Kenny Hodgart says accepting the ‘ideology’ argument as anything other than a vehicle for urges to violence that exist independently would be a cop-out

PUBLISHED : Friday, 05 August, 2016, 11:36am
UPDATED : Friday, 05 August, 2016, 11:36am

In James Hogg’s novel The Private Memoirs and Confessions of a Justified Sinner, published in 1824, the memoirist of the title is both a religious fanatic whose aim is “to cut off sinners with the sword”, and, by any objective measure, quite mad. The book’s brilliance resides partly in being simultaneously a study of totalitarian thought and, pre-psychiatry, of mental illness.

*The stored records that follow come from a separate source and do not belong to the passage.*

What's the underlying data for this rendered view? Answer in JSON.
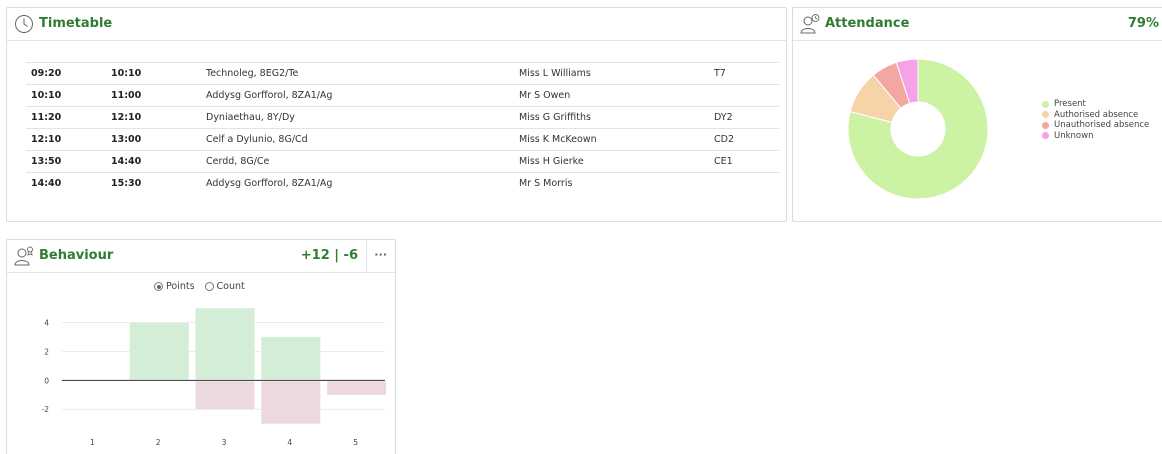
{
  "timetable": {
    "title": "Timetable",
    "rows": [
      {
        "start": "09:20",
        "end": "10:10",
        "lesson": "Technoleg, 8EG2/Te",
        "teacher": "Miss L Williams",
        "room": "T7"
      },
      {
        "start": "10:10",
        "end": "11:00",
        "lesson": "Addysg Gorfforol, 8ZA1/Ag",
        "teacher": "Mr S Owen",
        "room": ""
      },
      {
        "start": "11:20",
        "end": "12:10",
        "lesson": "Dyniaethau, 8Y/Dy",
        "teacher": "Miss G Griffiths",
        "room": "DY2"
      },
      {
        "start": "12:10",
        "end": "13:00",
        "lesson": "Celf a Dylunio, 8G/Cd",
        "teacher": "Miss K McKeown",
        "room": "CD2"
      },
      {
        "start": "13:50",
        "end": "14:40",
        "lesson": "Cerdd, 8G/Ce",
        "teacher": "Miss H Gierke",
        "room": "CE1"
      },
      {
        "start": "14:40",
        "end": "15:30",
        "lesson": "Addysg Gorfforol, 8ZA1/Ag",
        "teacher": "Mr S Morris",
        "room": ""
      }
    ]
  },
  "attendance": {
    "title": "Attendance",
    "percent": "79%",
    "legend": [
      {
        "label": "Present",
        "color": "#ccf2a4"
      },
      {
        "label": "Authorised absence",
        "color": "#f7d4a8"
      },
      {
        "label": "Unauthorised absence",
        "color": "#f4a6a0"
      },
      {
        "label": "Unknown",
        "color": "#f5a3e6"
      }
    ]
  },
  "behaviour": {
    "title": "Behaviour",
    "score": "+12 | -6",
    "more": "···",
    "options": {
      "points": "Points",
      "count": "Count"
    }
  },
  "chart_data": [
    {
      "type": "pie",
      "categories": [
        "Present",
        "Authorised absence",
        "Unauthorised absence",
        "Unknown"
      ],
      "values": [
        79,
        10,
        6,
        5
      ],
      "colors": [
        "#ccf2a4",
        "#f7d4a8",
        "#f4a6a0",
        "#f5a3e6"
      ],
      "title": "",
      "legend": "right"
    },
    {
      "type": "bar",
      "categories": [
        "1",
        "2",
        "3",
        "4",
        "5"
      ],
      "series": [
        {
          "values": [
            0,
            4,
            5,
            3,
            0
          ],
          "color": "#d4edd6"
        },
        {
          "values": [
            0,
            0,
            -2,
            -3,
            -1
          ],
          "color": "#ecd8df"
        }
      ],
      "yticks": [
        -2,
        0,
        2,
        4
      ],
      "ylim": [
        -3.3,
        5.5
      ],
      "grid": true
    }
  ]
}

I can rarely help but think of Hogg’s anatomisation of extremism whenever the flash bulletins relaying details of some new butchery – lone-wolf or “organised” – give way to a clamour for explanation as to the killer’s, or killers’, motives. And such clamours have been frequent of late. Besides the ongoing waves of atrocities in the Middle East, there have been massacres in Turkey, India and Bangladesh. The Orlando nightclub shooting in June was the United States’ deadliest terrorist attack since those of September 11, 2001. And Western Europe has endured what the media has taken to calling a “summer of violence”.

Father of Nice attacker insists ‘he had no links to religion’ but had previously suffered mental problems

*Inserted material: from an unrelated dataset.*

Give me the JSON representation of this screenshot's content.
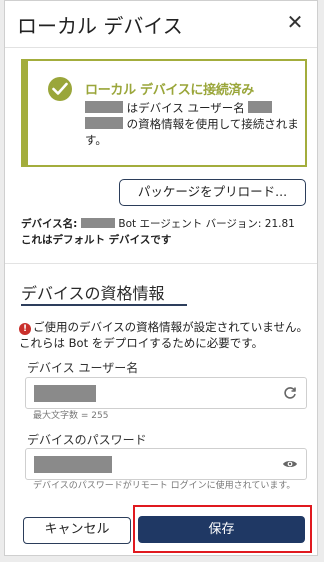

For its part, Japan – for many decades one of the world’s most peaceful nations – has been in a state of shock since last week’s horrifying knife attack at a care centre for the mentally disabled in Kanagawa prefecture, near Tokyo. After leaving his job at the facility in February, 26-year-old Satoshi Uematsu had written to Japan’s House of Representatives declaring he wished to “euthanise” severely disabled people “to revitalise the global economy and prevent World War III”. True to his word, in the early hours, he embarked on a stabbing rampage at the home that left 19 dead and 25 wounded, before turning himself in at a nearby police station.

As it recoils from the horror of that crime, Japan will now grapple with questions that have become all too familiar elsewhere. It will wish to know what part ideology played in convincing Uematsu that his actions were warranted, even necessary; and it will wonder whether he is insane. Already, it is known that he had become fixated with Hitlerian ideas about eugenics and that he was briefly hospitalised, on February 19, due to a “psychiatric illness”.

Some commentators have argued that the failure of officials to properly heed the threat he posed is consistent with the lack of protection afforded minorities in Japan. Notwithstanding the country’s singular circumstances, there is something very globalised about these traumas, however. Experts in the US have suggested there may now be a kind of contagion effect at work, whereby news coverage of attacks acts as a spur to others minded to go out and kill people. One example cited is the case of the Iranian-German teenager who killed nine at a Munich mall on July 22: Ali David Sonboly was found to have been obsessed with mass killings, in particular the murders carried out by Anders Breivik in Norway on the same date in 2011.

Munich gunman Ali Sonboly ‘planned attack for more than a year’

It was notable that, as news broke of Sonboly’s spree, reports stressed he was not, despite his Muslim parentage, an Islamist – rather, like Breivik, and Uematsu in Japan, he appears to have had Nazi sympathies. There are good reasons why this information matters, of course, but I also wonder whether it is not disingenuous to seek to distinguish so neatly between attacks carried out in the name of Islamic State or al-Qaeda and others perpetrated by self-starters with their own nebulous constellations of grievances – individuals who are rather too often coolly filed away as lone madmen.

Like Breivik, [Uematsu] was probably ‘self-radicalised’

The handling of the Breivik case in Norway can be seen as a rejection of the lone nutter hypothesis by a nation repulsed by his deeds but also by the ultra-right credo he used to justify himself. After an initial report diagnosed him with paranoid schizophrenia, public pressure led to a second evaluation being ordered. Second time round, he was declared sane, a judgment later upheld by the Oslo court that found him guilty of murdering 77 people.

The parameters of an eventual judgment on Uematsu are likely to be similar. Like Breivik, he was probably “self-radicalised”, to use a phrase one frequently hears applied to DIY Islamists. But because his delusions do not belong to him alone, he can claim, like all Islamists do, to have acted for ideological reasons. To accept “ideology”, wherever it comes from, as anything other than a vehicle for urges to violence that exist independently would be a cop-out, however. Where the slaughter of innocents is concerned, any “mad” versus “politicised” dichotomy must – surely – always be false.